Wattle happen with the endangered Whibleyana?
The endangered Whibley’s wattle is on the road to recovery on Eyre Peninsula, due largely to the assistance from the Tumby Bay Area School, District Council of Tumby Bay and local landholder support.
Since 2017 significant work has taken place to help save Tumby Bay’s endangered wattle the Acacia whibleyana, commonly referred to as Whibley’s wattle.
Eyre Peninsula Natural Resources Management Officer Geraldine Turner is proud of the positive results that are being achieved in helping to save the endangered plant.
“Project funding from the Australian Government’s National Landcare Program has enabled a variety of activities to be achieved to help conserve Whibley’s wattle,” Ms Turner said.
“As it’s endemic to the Tumby Bay region it has been important to work closely with the community who have been instrumental in allowing us to survey the local area.
“We have now discovered a further 891 plants, and considering that this is a threatened species, this is a huge find.
“This brings the total remnant population to over 1,800 individual plants.
“Further genetic testing has also revealed there is no in-breeding, which is a big concern in threatened populations, and we have four distinct genetic sub-populations.
“This is important information and together with a new management plan, will guide our future recovery actions to ensure its long-term survival.”
Students at the Tumby Bay Area School have helped to propagate and plant seedlings each year, while local landholders have assisted by allowing land to be fenced off for conservation.
“Without support from the local community, Whibley’s wattle will not survive into the future,” Ms Turner said.
Other key works achieved as part of this project include fencing remnant Whibley’s wattle from stock, fencing a new area of revegetation, direct seeding, as well as rabbit and weed control.
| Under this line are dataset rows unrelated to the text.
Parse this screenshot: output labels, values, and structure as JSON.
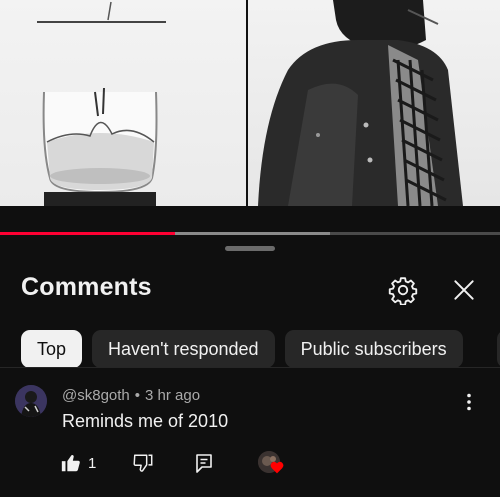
{
  "video": {
    "progress_fraction": 0.35,
    "buffered_fraction": 0.66
  },
  "comments_panel": {
    "title": "Comments",
    "icons": {
      "settings": "gear-icon",
      "close": "close-icon"
    },
    "filters": [
      {
        "label": "Top",
        "selected": true
      },
      {
        "label": "Haven't responded",
        "selected": false
      },
      {
        "label": "Public subscribers",
        "selected": false
      }
    ]
  },
  "comments": [
    {
      "author": "@sk8goth",
      "separator": "•",
      "time": "3 hr ago",
      "text": "Reminds me of 2010",
      "like_count": "1",
      "icons": {
        "like": "thumbs-up-icon",
        "dislike": "thumbs-down-icon",
        "reply": "reply-icon",
        "more": "more-vertical-icon",
        "creator_heart": "creator-heart-icon"
      }
    }
  ],
  "colors": {
    "background": "#0f0f0f",
    "progress": "#ff0033",
    "heart": "#ff0000",
    "chip_selected": "#f1f1f1",
    "chip": "#272727"
  }
}
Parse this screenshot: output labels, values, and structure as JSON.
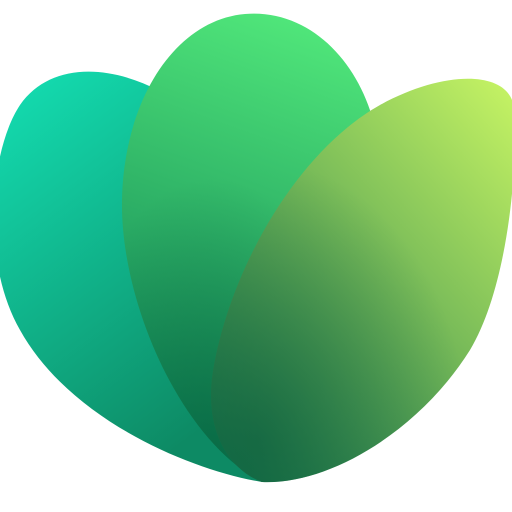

For more information on native plants in the Eyre Peninsula region visit Natural Resources EP website.